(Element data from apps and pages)
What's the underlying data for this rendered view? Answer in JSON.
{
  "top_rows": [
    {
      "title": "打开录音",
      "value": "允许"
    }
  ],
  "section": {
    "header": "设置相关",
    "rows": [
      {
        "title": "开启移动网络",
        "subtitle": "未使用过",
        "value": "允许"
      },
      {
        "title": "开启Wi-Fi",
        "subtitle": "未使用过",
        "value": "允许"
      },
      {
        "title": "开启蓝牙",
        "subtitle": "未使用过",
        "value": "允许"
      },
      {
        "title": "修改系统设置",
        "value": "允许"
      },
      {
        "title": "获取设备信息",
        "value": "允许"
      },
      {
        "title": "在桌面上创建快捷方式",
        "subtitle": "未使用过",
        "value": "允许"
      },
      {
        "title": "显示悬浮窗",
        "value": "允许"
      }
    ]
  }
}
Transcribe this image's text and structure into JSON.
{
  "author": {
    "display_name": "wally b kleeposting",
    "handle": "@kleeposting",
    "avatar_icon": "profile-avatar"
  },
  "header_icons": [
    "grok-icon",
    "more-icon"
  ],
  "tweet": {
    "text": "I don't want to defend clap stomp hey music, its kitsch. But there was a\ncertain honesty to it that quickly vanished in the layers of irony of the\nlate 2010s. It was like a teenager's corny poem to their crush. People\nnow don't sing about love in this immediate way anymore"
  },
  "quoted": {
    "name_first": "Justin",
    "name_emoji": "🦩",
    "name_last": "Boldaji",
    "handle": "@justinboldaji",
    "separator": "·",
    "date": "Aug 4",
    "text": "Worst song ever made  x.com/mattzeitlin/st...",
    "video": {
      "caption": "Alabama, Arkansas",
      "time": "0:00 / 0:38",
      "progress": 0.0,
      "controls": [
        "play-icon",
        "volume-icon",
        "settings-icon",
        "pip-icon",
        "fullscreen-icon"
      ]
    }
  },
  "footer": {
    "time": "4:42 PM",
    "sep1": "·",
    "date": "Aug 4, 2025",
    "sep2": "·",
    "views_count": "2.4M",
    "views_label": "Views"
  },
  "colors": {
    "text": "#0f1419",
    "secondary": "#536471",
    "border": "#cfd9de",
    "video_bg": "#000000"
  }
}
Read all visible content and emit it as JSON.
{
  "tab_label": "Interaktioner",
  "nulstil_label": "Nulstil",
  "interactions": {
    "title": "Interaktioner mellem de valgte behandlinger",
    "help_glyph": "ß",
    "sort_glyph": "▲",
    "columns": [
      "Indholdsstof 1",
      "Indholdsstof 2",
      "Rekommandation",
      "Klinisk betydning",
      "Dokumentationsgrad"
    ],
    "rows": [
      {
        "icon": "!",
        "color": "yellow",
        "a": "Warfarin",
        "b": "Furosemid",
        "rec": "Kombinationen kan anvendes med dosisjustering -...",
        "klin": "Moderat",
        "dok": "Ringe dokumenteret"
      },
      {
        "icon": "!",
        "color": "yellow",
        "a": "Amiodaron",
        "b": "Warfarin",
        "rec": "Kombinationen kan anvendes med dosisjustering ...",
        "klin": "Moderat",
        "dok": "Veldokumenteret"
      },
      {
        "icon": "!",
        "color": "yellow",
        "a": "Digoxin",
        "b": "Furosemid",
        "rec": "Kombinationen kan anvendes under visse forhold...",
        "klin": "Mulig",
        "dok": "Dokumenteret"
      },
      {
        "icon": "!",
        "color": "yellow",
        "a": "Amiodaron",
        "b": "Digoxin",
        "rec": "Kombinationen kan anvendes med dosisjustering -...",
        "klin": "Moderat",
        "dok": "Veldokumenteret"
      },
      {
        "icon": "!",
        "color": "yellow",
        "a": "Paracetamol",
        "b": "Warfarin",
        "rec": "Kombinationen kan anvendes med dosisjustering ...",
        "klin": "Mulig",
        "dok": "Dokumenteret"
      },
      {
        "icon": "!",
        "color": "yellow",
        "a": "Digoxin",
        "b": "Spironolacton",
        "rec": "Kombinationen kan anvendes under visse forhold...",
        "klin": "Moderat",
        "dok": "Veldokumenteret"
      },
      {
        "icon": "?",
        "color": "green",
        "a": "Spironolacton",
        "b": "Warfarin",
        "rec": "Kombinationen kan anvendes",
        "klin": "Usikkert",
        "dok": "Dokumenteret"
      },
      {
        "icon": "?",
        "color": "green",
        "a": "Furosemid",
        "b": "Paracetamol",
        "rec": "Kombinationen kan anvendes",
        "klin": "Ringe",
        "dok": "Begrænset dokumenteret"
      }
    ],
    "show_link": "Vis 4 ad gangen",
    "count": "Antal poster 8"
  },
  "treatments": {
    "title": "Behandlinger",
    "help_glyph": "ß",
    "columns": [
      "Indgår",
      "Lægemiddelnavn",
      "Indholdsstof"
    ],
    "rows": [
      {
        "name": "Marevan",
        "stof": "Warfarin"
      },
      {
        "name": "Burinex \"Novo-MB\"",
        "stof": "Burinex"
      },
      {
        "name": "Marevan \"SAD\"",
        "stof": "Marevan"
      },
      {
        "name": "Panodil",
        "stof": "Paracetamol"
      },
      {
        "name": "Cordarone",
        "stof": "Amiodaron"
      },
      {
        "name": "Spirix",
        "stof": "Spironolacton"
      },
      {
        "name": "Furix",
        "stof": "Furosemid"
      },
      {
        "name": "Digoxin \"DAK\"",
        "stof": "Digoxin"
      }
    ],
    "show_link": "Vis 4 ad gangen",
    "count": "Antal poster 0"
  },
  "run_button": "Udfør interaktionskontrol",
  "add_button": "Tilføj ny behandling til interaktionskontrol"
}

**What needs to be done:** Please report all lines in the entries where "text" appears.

**Solved problem:**
Transcribe this image's text and structure into JSON.
    "text": "I don't want to defend clap stomp hey music, its kitsch. But there was a\ncertain honesty to it that quickly vanished in the layers of irony of the\nlate 2010s. It was like a teenager's corny poem to their crush. People\nnow don't sing about love in this immediate way anymore"
    "text": "Worst song ever made  x.com/mattzeitlin/st...",
    "text": "#0f1419",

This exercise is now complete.